Would you repeat each of the lines below exactly?

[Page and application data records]
━━━━━━
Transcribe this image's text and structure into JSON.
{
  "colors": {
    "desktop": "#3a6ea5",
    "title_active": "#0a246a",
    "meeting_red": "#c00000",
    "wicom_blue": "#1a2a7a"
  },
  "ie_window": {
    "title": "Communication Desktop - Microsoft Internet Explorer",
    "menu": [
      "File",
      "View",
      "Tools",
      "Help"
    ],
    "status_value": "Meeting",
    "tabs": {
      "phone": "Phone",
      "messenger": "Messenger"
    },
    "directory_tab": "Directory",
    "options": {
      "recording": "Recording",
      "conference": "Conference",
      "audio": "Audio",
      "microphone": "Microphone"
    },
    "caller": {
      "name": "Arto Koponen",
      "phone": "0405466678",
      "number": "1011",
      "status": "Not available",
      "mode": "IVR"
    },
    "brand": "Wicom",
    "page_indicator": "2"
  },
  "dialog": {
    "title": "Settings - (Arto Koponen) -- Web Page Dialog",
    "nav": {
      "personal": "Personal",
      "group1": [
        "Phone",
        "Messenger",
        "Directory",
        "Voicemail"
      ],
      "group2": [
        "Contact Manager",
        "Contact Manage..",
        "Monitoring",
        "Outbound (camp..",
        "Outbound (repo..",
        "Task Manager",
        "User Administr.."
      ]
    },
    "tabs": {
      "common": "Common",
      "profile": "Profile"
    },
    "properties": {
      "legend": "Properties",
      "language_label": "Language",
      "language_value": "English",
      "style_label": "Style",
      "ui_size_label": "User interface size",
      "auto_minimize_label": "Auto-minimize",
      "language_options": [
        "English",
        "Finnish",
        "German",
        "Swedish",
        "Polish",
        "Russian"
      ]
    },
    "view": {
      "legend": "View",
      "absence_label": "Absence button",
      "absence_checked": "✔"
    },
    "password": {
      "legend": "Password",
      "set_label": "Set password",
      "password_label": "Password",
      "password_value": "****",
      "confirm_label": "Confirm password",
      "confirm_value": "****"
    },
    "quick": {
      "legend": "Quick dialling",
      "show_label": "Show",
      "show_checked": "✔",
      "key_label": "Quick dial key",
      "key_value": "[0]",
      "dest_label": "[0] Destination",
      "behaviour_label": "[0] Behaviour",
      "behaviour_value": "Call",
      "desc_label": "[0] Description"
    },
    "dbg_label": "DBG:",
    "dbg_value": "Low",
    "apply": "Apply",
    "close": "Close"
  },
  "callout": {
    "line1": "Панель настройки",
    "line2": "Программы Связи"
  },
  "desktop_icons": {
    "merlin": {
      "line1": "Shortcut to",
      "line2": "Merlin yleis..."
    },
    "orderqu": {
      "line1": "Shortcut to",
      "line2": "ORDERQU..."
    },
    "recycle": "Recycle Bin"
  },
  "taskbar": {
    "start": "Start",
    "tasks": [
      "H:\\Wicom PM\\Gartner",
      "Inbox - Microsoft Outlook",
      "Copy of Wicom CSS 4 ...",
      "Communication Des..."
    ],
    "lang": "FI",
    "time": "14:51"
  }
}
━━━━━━
Solution below
Transcribe this image's text and structure into JSON.
{
  "colors": {
    "desktop": "#3a6ea5",
    "title_active": "#0a246a",
    "meeting_red": "#c00000",
    "wicom_blue": "#1a2a7a"
  },
  "ie_window": {
    "title": "Communication Desktop - Microsoft Internet Explorer",
    "menu": [
      "File",
      "View",
      "Tools",
      "Help"
    ],
    "status_value": "Meeting",
    "tabs": {
      "phone": "Phone",
      "messenger": "Messenger"
    },
    "directory_tab": "Directory",
    "options": {
      "recording": "Recording",
      "conference": "Conference",
      "audio": "Audio",
      "microphone": "Microphone"
    },
    "caller": {
      "name": "Arto Koponen",
      "phone": "0405466678",
      "number": "1011",
      "status": "Not available",
      "mode": "IVR"
    },
    "brand": "Wicom",
    "page_indicator": "2"
  },
  "dialog": {
    "title": "Settings - (Arto Koponen) -- Web Page Dialog",
    "nav": {
      "personal": "Personal",
      "group1": [
        "Phone",
        "Messenger",
        "Directory",
        "Voicemail"
      ],
      "group2": [
        "Contact Manager",
        "Contact Manage..",
        "Monitoring",
        "Outbound (camp..",
        "Outbound (repo..",
        "Task Manager",
        "User Administr.."
      ]
    },
    "tabs": {
      "common": "Common",
      "profile": "Profile"
    },
    "properties": {
      "legend": "Properties",
      "language_label": "Language",
      "language_value": "English",
      "style_label": "Style",
      "ui_size_label": "User interface size",
      "auto_minimize_label": "Auto-minimize",
      "language_options": [
        "English",
        "Finnish",
        "German",
        "Swedish",
        "Polish",
        "Russian"
      ]
    },
    "view": {
      "legend": "View",
      "absence_label": "Absence button",
      "absence_checked": "✔"
    },
    "password": {
      "legend": "Password",
      "set_label": "Set password",
      "password_label": "Password",
      "password_value": "****",
      "confirm_label": "Confirm password",
      "confirm_value": "****"
    },
    "quick": {
      "legend": "Quick dialling",
      "show_label": "Show",
      "show_checked": "✔",
      "key_label": "Quick dial key",
      "key_value": "[0]",
      "dest_label": "[0] Destination",
      "behaviour_label": "[0] Behaviour",
      "behaviour_value": "Call",
      "desc_label": "[0] Description"
    },
    "dbg_label": "DBG:",
    "dbg_value": "Low",
    "apply": "Apply",
    "close": "Close"
  },
  "callout": {
    "line1": "Панель настройки",
    "line2": "Программы Связи"
  },
  "desktop_icons": {
    "merlin": {
      "line1": "Shortcut to",
      "line2": "Merlin yleis..."
    },
    "orderqu": {
      "line1": "Shortcut to",
      "line2": "ORDERQU..."
    },
    "recycle": "Recycle Bin"
  },
  "taskbar": {
    "start": "Start",
    "tasks": [
      "H:\\Wicom PM\\Gartner",
      "Inbox - Microsoft Outlook",
      "Copy of Wicom CSS 4 ...",
      "Communication Des..."
    ],
    "lang": "FI",
    "time": "14:51"
  }
}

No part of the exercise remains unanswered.